[Stored data entries]
----

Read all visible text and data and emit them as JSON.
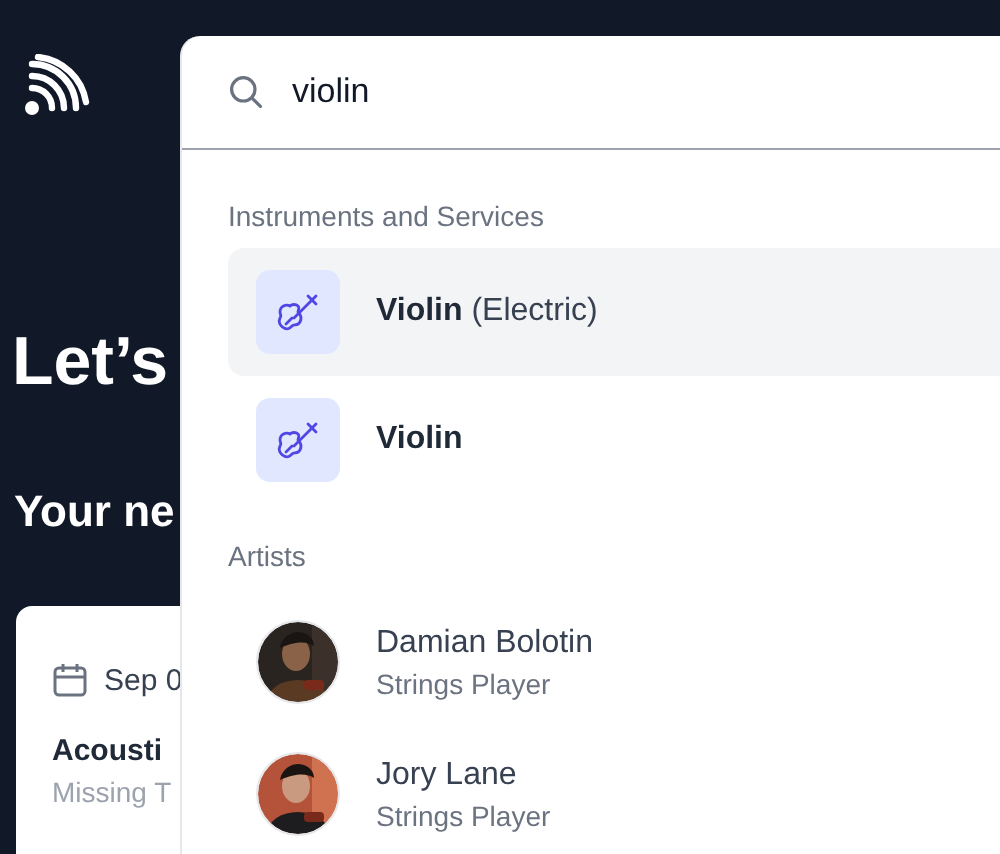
{
  "background": {
    "heading": "Let’s",
    "subheading": "Your ne",
    "event_card": {
      "date": "Sep 0",
      "title": "Acousti",
      "subtitle": "Missing T"
    }
  },
  "search": {
    "value": "violin"
  },
  "instruments": {
    "label": "Instruments and Services",
    "items": [
      {
        "name": "Violin",
        "detail": "(Electric)",
        "selected": true
      },
      {
        "name": "Violin",
        "selected": false
      }
    ]
  },
  "artists": {
    "label": "Artists",
    "items": [
      {
        "name": "Damian Bolotin",
        "role": "Strings Player",
        "kind": "picture"
      },
      {
        "name": "Jory Lane",
        "role": "Strings Player",
        "kind": "picture"
      }
    ]
  }
}
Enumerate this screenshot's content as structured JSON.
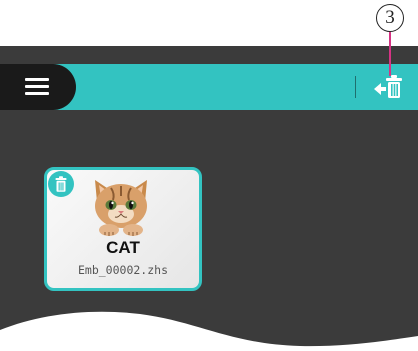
{
  "callout": {
    "number": "3"
  },
  "toolbar": {
    "menu_icon": "hamburger-menu-icon",
    "back_delete_icon": "back-arrow-trash-icon"
  },
  "file_card": {
    "title": "CAT",
    "filename": "Emb_00002.zhs",
    "delete_icon": "trash-icon",
    "thumbnail": "cat-embroidery-thumbnail"
  },
  "colors": {
    "accent": "#33c3c1",
    "screen_bg": "#3b3b3b",
    "menu_bg": "#1a1a1a",
    "callout_line": "#d63384"
  }
}
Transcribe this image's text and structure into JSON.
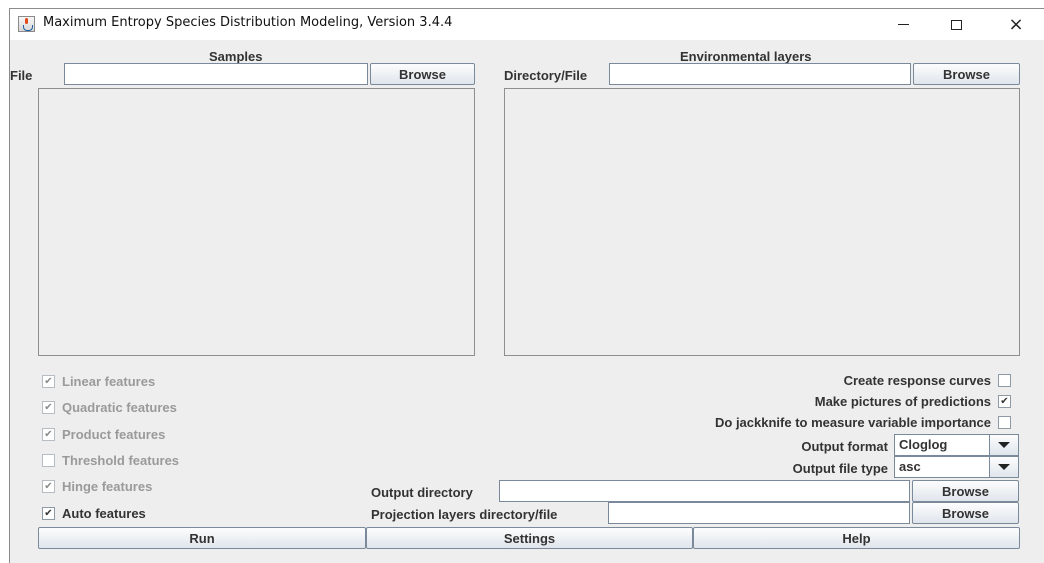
{
  "window": {
    "title": "Maximum Entropy Species Distribution Modeling, Version 3.4.4",
    "controls": {
      "minimize": "minimize-icon",
      "maximize": "maximize-icon",
      "close": "×"
    }
  },
  "samples": {
    "heading": "Samples",
    "file_label": "File",
    "file_value": "",
    "browse_label": "Browse"
  },
  "environment": {
    "heading": "Environmental layers",
    "dir_label": "Directory/File",
    "dir_value": "",
    "browse_label": "Browse"
  },
  "features": [
    {
      "label": "Linear features",
      "checked": true,
      "enabled": false
    },
    {
      "label": "Quadratic features",
      "checked": true,
      "enabled": false
    },
    {
      "label": "Product features",
      "checked": true,
      "enabled": false
    },
    {
      "label": "Threshold features",
      "checked": false,
      "enabled": false
    },
    {
      "label": "Hinge features",
      "checked": true,
      "enabled": false
    },
    {
      "label": "Auto features",
      "checked": true,
      "enabled": true
    }
  ],
  "options": {
    "response_curves": {
      "label": "Create response curves",
      "checked": false
    },
    "pictures": {
      "label": "Make pictures of predictions",
      "checked": true
    },
    "jackknife": {
      "label": "Do jackknife to measure variable importance",
      "checked": false
    },
    "output_format": {
      "label": "Output format",
      "value": "Cloglog"
    },
    "output_file_type": {
      "label": "Output file type",
      "value": "asc"
    }
  },
  "output_directory": {
    "label": "Output directory",
    "value": "",
    "browse_label": "Browse"
  },
  "projection_layers": {
    "label": "Projection layers directory/file",
    "value": "",
    "browse_label": "Browse"
  },
  "bottom_buttons": {
    "run": "Run",
    "settings": "Settings",
    "help": "Help"
  },
  "check_glyph": "✔"
}
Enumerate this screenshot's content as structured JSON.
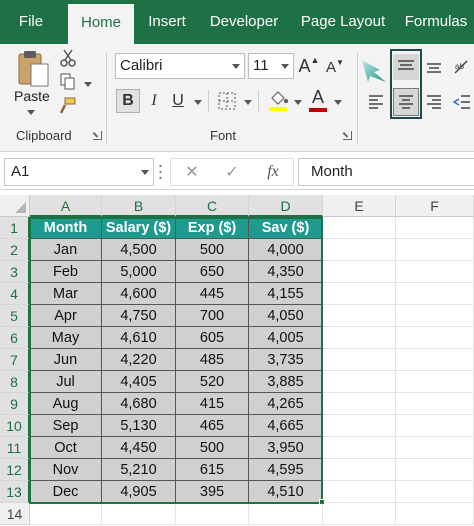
{
  "ribbon": {
    "tabs": [
      {
        "label": "File",
        "active": false
      },
      {
        "label": "Home",
        "active": true
      },
      {
        "label": "Insert",
        "active": false
      },
      {
        "label": "Developer",
        "active": false
      },
      {
        "label": "Page Layout",
        "active": false
      },
      {
        "label": "Formulas",
        "active": false
      }
    ],
    "clipboard": {
      "paste_label": "Paste",
      "group_label": "Clipboard"
    },
    "font": {
      "font_name": "Calibri",
      "font_size": "11",
      "group_label": "Font",
      "bold": "B",
      "italic": "I",
      "underline": "U",
      "grow": "A",
      "shrink": "A",
      "font_color": "A"
    }
  },
  "formula_bar": {
    "name_box": "A1",
    "fx": "fx",
    "cancel": "✕",
    "enter": "✓",
    "value": "Month"
  },
  "grid": {
    "columns": [
      "A",
      "B",
      "C",
      "D",
      "E",
      "F"
    ],
    "row_numbers": [
      "1",
      "2",
      "3",
      "4",
      "5",
      "6",
      "7",
      "8",
      "9",
      "10",
      "11",
      "12",
      "13",
      "14"
    ],
    "header": [
      "Month",
      "Salary ($)",
      "Exp ($)",
      "Sav ($)"
    ],
    "rows": [
      [
        "Jan",
        "4,500",
        "500",
        "4,000"
      ],
      [
        "Feb",
        "5,000",
        "650",
        "4,350"
      ],
      [
        "Mar",
        "4,600",
        "445",
        "4,155"
      ],
      [
        "Apr",
        "4,750",
        "700",
        "4,050"
      ],
      [
        "May",
        "4,610",
        "605",
        "4,005"
      ],
      [
        "Jun",
        "4,220",
        "485",
        "3,735"
      ],
      [
        "Jul",
        "4,405",
        "520",
        "3,885"
      ],
      [
        "Aug",
        "4,680",
        "415",
        "4,265"
      ],
      [
        "Sep",
        "5,130",
        "465",
        "4,665"
      ],
      [
        "Oct",
        "4,450",
        "500",
        "3,950"
      ],
      [
        "Nov",
        "5,210",
        "615",
        "4,595"
      ],
      [
        "Dec",
        "4,905",
        "395",
        "4,510"
      ]
    ]
  },
  "colors": {
    "ribbon_green": "#1e7145",
    "header_fill": "#1f9a8f",
    "data_fill": "#d0d0d0"
  }
}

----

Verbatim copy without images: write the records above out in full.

• Task response:
Read all visible text and data and emit them as JSON.
{
  "background": {
    "heading": "Let’s",
    "subheading": "Your ne",
    "event_card": {
      "date": "Sep 0",
      "title": "Acousti",
      "subtitle": "Missing T"
    }
  },
  "search": {
    "value": "violin"
  },
  "instruments": {
    "label": "Instruments and Services",
    "items": [
      {
        "name": "Violin",
        "detail": "(Electric)",
        "selected": true
      },
      {
        "name": "Violin",
        "selected": false
      }
    ]
  },
  "artists": {
    "label": "Artists",
    "items": [
      {
        "name": "Damian Bolotin",
        "role": "Strings Player",
        "kind": "picture"
      },
      {
        "name": "Jory Lane",
        "role": "Strings Player",
        "kind": "picture"
      }
    ]
  }
}
Enumerate this screenshot's content as structured JSON.
{
  "callout": {
    "number": "3"
  },
  "toolbar": {
    "menu_icon": "hamburger-menu-icon",
    "back_delete_icon": "back-arrow-trash-icon"
  },
  "file_card": {
    "title": "CAT",
    "filename": "Emb_00002.zhs",
    "delete_icon": "trash-icon",
    "thumbnail": "cat-embroidery-thumbnail"
  },
  "colors": {
    "accent": "#33c3c1",
    "screen_bg": "#3b3b3b",
    "menu_bg": "#1a1a1a",
    "callout_line": "#d63384"
  }
}
Transcribe this image's text and structure into JSON.
{
  "window": {
    "title": "Maximum Entropy Species Distribution Modeling, Version 3.4.4",
    "controls": {
      "minimize": "minimize-icon",
      "maximize": "maximize-icon",
      "close": "×"
    }
  },
  "samples": {
    "heading": "Samples",
    "file_label": "File",
    "file_value": "",
    "browse_label": "Browse"
  },
  "environment": {
    "heading": "Environmental layers",
    "dir_label": "Directory/File",
    "dir_value": "",
    "browse_label": "Browse"
  },
  "features": [
    {
      "label": "Linear features",
      "checked": true,
      "enabled": false
    },
    {
      "label": "Quadratic features",
      "checked": true,
      "enabled": false
    },
    {
      "label": "Product features",
      "checked": true,
      "enabled": false
    },
    {
      "label": "Threshold features",
      "checked": false,
      "enabled": false
    },
    {
      "label": "Hinge features",
      "checked": true,
      "enabled": false
    },
    {
      "label": "Auto features",
      "checked": true,
      "enabled": true
    }
  ],
  "options": {
    "response_curves": {
      "label": "Create response curves",
      "checked": false
    },
    "pictures": {
      "label": "Make pictures of predictions",
      "checked": true
    },
    "jackknife": {
      "label": "Do jackknife to measure variable importance",
      "checked": false
    },
    "output_format": {
      "label": "Output format",
      "value": "Cloglog"
    },
    "output_file_type": {
      "label": "Output file type",
      "value": "asc"
    }
  },
  "output_directory": {
    "label": "Output directory",
    "value": "",
    "browse_label": "Browse"
  },
  "projection_layers": {
    "label": "Projection layers directory/file",
    "value": "",
    "browse_label": "Browse"
  },
  "bottom_buttons": {
    "run": "Run",
    "settings": "Settings",
    "help": "Help"
  },
  "check_glyph": "✔"
}
Enumerate this screenshot's content as structured JSON.
{
  "ribbon": {
    "tabs": [
      {
        "label": "File",
        "active": false
      },
      {
        "label": "Home",
        "active": true
      },
      {
        "label": "Insert",
        "active": false
      },
      {
        "label": "Developer",
        "active": false
      },
      {
        "label": "Page Layout",
        "active": false
      },
      {
        "label": "Formulas",
        "active": false
      }
    ],
    "clipboard": {
      "paste_label": "Paste",
      "group_label": "Clipboard"
    },
    "font": {
      "font_name": "Calibri",
      "font_size": "11",
      "group_label": "Font",
      "bold": "B",
      "italic": "I",
      "underline": "U",
      "grow": "A",
      "shrink": "A",
      "font_color": "A"
    }
  },
  "formula_bar": {
    "name_box": "A1",
    "fx": "fx",
    "cancel": "✕",
    "enter": "✓",
    "value": "Month"
  },
  "grid": {
    "columns": [
      "A",
      "B",
      "C",
      "D",
      "E",
      "F"
    ],
    "row_numbers": [
      "1",
      "2",
      "3",
      "4",
      "5",
      "6",
      "7",
      "8",
      "9",
      "10",
      "11",
      "12",
      "13",
      "14"
    ],
    "header": [
      "Month",
      "Salary ($)",
      "Exp ($)",
      "Sav ($)"
    ],
    "rows": [
      [
        "Jan",
        "4,500",
        "500",
        "4,000"
      ],
      [
        "Feb",
        "5,000",
        "650",
        "4,350"
      ],
      [
        "Mar",
        "4,600",
        "445",
        "4,155"
      ],
      [
        "Apr",
        "4,750",
        "700",
        "4,050"
      ],
      [
        "May",
        "4,610",
        "605",
        "4,005"
      ],
      [
        "Jun",
        "4,220",
        "485",
        "3,735"
      ],
      [
        "Jul",
        "4,405",
        "520",
        "3,885"
      ],
      [
        "Aug",
        "4,680",
        "415",
        "4,265"
      ],
      [
        "Sep",
        "5,130",
        "465",
        "4,665"
      ],
      [
        "Oct",
        "4,450",
        "500",
        "3,950"
      ],
      [
        "Nov",
        "5,210",
        "615",
        "4,595"
      ],
      [
        "Dec",
        "4,905",
        "395",
        "4,510"
      ]
    ]
  },
  "colors": {
    "ribbon_green": "#1e7145",
    "header_fill": "#1f9a8f",
    "data_fill": "#d0d0d0"
  }
}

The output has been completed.